Production values are fairly low. Don’t expect the Fallout 3 minigame to look as polished here as it does in the original game. That’s a small price to pay, though, for the chance to have all this information collected in one place.
My only real gripe with Museum of Mechanics: Lockpicking is the lack of contextual information about the games included. Unless I purchase and play a specific game (which an in-game sign encourages you to do if you’re curious), I’ll have little understanding of why a developer might have chosen a certain approach. What are the pros and cons of that abstracted approach Mass Effect takes, for example? If we compare this museum to a real-world historical museum, we’re only getting the objects themselves without explanatory placards or tour guides. You could always play a GDC talk in the background for a rough approximation of a self-guided tour, but it would obviously be preferable to have a bit of context in the game itself.

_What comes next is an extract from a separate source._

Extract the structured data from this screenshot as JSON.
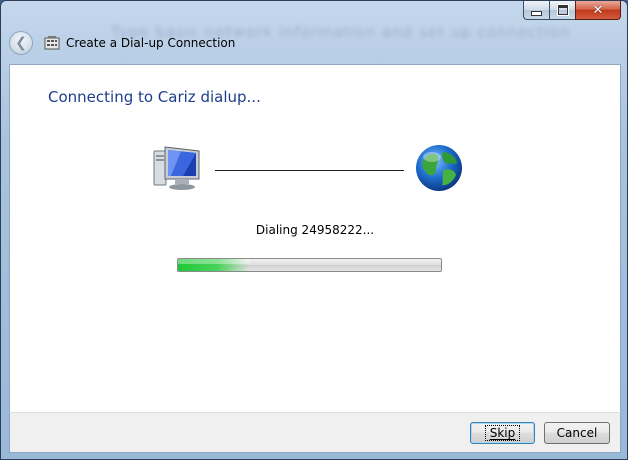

Still, Museum of Mechanics: Lockpicking is an open-hearted piece of work. It will only take you about 30 minutes to complete (if that), but completing it isn’t really the point. Do you ‘beat’ a museum? Instead, this is a resource for developers who want to see how their predecessors have tackled a common problem, and for players who are curious about the way one specific mechanic has evolved over years of communal iteration. For an industry that is notoriously bad at preserving anything from two console cycles ago, Museum of Mechanics: Lockpicking is a necessary historical document.
It’s terrific fun to discover new takes on lockpicking from games I missed. The Testament of Sherlock Holmes approach, which involves bending the four segments of a malleable piece of metal to match the innards of the lock, is particularly good.